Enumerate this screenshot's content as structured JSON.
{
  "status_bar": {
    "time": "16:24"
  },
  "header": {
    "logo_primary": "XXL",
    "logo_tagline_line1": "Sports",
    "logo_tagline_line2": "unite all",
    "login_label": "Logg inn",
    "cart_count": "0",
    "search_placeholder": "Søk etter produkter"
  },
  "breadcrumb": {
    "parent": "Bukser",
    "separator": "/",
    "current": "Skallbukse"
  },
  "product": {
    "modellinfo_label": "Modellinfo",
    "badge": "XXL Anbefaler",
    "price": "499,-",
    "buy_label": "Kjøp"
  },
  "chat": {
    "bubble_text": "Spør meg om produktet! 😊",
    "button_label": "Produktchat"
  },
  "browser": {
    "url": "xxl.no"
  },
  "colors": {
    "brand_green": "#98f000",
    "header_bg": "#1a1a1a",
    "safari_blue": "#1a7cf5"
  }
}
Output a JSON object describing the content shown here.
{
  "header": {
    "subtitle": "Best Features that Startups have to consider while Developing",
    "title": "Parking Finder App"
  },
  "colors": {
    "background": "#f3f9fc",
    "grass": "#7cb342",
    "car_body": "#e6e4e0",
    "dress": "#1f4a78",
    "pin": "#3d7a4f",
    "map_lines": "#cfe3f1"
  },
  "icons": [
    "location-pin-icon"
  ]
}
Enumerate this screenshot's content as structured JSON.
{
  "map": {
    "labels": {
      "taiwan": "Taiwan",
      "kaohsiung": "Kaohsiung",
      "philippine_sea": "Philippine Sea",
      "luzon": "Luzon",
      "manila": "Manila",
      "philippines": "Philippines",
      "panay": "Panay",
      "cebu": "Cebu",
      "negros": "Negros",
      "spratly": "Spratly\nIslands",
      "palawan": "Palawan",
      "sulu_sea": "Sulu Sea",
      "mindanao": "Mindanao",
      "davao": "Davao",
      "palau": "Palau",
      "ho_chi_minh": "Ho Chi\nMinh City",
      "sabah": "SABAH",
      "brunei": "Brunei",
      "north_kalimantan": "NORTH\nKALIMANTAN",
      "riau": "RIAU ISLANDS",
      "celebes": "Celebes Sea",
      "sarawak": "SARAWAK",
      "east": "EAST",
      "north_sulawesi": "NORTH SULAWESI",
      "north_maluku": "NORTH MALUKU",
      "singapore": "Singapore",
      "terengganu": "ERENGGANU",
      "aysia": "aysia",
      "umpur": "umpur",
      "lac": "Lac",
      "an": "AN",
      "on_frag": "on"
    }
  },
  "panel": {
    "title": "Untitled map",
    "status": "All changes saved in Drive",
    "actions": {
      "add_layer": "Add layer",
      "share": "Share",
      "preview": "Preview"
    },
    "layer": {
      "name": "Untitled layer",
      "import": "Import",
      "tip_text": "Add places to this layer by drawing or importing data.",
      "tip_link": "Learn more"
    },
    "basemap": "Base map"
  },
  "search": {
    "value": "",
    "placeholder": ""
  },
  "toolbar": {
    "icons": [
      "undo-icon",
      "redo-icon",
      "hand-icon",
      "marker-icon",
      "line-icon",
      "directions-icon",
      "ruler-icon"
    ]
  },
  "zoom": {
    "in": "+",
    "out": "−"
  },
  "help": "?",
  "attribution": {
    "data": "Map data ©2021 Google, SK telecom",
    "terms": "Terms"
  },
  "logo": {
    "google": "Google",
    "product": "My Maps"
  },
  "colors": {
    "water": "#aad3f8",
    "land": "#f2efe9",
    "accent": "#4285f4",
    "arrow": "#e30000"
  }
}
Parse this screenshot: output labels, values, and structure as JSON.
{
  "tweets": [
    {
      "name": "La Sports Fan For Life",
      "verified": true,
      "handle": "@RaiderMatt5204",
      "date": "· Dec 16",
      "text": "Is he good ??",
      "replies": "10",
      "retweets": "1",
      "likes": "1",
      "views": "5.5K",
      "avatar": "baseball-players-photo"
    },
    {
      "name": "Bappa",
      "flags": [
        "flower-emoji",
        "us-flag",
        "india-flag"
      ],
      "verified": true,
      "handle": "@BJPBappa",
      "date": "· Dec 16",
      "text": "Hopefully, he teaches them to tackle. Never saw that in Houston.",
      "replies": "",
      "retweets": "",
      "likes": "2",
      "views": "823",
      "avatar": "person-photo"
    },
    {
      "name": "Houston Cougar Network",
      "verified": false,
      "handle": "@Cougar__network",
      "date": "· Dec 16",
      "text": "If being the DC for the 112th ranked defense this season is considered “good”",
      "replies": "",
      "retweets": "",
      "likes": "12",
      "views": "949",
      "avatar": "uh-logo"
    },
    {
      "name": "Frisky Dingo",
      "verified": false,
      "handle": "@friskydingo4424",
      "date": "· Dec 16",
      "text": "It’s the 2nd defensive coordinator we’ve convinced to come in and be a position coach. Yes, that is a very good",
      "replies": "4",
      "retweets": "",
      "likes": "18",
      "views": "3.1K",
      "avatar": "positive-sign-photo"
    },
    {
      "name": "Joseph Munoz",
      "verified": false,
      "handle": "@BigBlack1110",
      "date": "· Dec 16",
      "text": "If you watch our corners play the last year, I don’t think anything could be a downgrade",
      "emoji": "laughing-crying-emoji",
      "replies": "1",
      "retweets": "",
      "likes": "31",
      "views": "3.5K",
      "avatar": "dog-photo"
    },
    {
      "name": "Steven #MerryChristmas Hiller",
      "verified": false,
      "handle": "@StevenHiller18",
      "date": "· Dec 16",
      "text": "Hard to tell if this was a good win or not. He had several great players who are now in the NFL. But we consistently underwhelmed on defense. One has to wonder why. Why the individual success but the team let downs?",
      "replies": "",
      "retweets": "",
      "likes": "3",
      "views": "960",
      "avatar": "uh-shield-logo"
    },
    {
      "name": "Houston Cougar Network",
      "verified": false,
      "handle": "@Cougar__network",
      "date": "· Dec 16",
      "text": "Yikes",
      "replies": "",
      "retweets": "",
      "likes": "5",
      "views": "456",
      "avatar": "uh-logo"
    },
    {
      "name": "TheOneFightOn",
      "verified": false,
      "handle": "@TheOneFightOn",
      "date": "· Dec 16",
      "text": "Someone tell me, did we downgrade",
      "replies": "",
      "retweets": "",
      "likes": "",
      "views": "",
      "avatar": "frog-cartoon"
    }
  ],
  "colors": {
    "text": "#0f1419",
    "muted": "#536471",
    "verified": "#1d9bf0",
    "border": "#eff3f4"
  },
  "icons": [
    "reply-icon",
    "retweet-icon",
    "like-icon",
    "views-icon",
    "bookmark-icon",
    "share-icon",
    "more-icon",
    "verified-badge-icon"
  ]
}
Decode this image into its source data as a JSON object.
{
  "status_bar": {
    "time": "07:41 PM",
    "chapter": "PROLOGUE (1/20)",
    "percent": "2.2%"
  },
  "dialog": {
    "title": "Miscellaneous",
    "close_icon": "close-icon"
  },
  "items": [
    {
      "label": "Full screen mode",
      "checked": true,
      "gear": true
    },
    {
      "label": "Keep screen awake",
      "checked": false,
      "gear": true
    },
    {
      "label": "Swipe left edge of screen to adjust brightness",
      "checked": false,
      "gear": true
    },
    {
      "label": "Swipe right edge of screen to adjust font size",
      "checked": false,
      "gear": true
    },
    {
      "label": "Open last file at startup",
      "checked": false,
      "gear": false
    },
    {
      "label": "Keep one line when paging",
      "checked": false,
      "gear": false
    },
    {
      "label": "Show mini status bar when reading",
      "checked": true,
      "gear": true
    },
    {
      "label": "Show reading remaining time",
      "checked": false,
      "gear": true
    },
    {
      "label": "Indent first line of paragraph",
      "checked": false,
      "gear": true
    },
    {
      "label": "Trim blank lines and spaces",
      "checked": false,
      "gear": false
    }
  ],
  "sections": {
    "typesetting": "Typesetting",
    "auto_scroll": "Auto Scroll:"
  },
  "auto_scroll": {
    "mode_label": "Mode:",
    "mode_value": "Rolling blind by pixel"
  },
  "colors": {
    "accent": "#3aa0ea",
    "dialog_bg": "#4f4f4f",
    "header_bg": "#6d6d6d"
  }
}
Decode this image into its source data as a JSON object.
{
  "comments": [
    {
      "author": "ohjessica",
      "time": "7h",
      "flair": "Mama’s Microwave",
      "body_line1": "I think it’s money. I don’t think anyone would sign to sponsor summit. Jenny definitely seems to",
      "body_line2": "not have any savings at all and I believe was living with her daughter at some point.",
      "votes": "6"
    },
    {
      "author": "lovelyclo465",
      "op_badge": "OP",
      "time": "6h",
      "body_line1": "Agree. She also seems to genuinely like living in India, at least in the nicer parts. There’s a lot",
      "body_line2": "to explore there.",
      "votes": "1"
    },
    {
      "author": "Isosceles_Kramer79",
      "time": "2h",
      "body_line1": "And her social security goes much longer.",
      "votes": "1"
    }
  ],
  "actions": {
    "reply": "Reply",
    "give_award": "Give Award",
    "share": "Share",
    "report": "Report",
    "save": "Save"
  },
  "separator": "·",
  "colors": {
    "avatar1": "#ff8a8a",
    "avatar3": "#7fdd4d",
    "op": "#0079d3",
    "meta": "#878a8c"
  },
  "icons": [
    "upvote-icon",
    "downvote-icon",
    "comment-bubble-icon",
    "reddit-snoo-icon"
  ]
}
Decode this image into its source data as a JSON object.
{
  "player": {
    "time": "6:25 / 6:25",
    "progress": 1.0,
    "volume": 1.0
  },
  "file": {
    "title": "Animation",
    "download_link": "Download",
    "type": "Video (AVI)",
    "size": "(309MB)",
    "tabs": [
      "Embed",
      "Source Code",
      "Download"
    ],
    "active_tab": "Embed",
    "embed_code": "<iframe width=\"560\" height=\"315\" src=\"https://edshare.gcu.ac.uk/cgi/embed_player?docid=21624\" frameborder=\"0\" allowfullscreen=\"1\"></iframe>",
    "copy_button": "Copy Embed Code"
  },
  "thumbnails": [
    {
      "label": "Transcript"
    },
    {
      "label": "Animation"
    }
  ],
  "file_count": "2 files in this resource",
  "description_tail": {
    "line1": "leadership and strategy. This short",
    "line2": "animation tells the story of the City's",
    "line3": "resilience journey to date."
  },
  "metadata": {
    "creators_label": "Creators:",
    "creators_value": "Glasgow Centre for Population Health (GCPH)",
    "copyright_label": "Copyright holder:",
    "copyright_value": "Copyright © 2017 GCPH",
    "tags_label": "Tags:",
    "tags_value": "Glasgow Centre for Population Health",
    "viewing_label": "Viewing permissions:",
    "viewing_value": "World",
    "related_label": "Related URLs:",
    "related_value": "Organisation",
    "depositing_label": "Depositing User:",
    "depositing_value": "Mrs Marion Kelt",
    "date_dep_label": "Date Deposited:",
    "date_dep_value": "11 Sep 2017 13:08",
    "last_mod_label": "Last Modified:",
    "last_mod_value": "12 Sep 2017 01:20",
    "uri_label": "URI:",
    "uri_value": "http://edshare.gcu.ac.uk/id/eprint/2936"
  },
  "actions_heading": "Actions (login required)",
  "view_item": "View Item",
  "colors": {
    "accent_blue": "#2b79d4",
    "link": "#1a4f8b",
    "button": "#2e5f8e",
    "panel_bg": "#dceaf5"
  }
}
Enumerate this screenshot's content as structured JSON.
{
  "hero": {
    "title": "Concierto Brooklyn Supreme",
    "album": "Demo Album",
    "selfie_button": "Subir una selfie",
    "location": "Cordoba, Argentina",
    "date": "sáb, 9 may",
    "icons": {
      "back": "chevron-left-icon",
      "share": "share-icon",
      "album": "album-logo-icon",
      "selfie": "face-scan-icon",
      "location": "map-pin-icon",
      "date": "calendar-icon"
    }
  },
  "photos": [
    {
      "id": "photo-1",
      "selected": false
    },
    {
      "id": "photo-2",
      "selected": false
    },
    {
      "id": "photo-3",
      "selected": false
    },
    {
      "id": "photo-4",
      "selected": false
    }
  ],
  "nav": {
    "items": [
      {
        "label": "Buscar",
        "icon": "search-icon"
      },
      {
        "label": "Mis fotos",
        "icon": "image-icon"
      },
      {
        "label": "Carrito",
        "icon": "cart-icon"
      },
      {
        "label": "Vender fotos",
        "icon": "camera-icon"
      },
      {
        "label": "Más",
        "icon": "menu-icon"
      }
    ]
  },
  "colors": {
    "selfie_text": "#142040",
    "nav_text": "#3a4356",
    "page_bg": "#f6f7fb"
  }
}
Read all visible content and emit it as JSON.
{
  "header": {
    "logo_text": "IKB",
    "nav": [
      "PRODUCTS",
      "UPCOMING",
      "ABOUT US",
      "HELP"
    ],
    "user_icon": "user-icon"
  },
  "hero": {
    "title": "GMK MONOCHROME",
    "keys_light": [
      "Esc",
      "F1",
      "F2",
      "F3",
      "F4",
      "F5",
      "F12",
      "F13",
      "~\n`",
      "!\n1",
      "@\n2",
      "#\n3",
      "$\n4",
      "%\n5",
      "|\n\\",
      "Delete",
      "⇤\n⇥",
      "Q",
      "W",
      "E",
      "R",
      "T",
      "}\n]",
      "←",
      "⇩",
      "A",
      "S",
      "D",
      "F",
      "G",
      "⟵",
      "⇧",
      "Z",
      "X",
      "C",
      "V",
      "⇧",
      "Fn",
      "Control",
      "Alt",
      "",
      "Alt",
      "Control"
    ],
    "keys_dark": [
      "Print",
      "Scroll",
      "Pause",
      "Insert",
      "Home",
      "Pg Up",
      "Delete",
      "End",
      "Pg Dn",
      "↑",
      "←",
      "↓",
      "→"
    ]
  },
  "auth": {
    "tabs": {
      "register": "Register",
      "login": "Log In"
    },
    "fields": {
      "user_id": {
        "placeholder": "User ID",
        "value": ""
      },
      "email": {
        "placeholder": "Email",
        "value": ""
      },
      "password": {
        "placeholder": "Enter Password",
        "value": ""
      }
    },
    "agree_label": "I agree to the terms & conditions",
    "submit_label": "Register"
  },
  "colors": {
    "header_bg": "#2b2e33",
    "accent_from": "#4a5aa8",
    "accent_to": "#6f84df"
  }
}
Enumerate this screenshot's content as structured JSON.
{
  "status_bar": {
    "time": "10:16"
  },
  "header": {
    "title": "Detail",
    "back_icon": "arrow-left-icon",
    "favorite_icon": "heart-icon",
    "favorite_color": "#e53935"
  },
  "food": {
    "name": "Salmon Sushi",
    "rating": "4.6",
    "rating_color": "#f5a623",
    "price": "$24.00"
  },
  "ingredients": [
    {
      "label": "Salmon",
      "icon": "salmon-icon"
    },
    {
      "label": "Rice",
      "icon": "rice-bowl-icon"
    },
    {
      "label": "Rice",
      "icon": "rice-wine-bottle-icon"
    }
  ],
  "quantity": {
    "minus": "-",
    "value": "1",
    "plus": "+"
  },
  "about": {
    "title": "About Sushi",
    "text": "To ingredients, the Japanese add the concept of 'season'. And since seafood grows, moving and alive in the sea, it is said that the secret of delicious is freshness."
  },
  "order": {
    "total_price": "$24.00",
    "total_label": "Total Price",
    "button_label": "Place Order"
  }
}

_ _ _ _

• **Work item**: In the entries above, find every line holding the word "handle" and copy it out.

• **Response**:
      "handle": "@RaiderMatt5204",
      "handle": "@BJPBappa",
      "handle": "@Cougar__network",
      "handle": "@friskydingo4424",
      "handle": "@BigBlack1110",
      "handle": "@StevenHiller18",
      "handle": "@Cougar__network",
      "handle": "@TheOneFightOn",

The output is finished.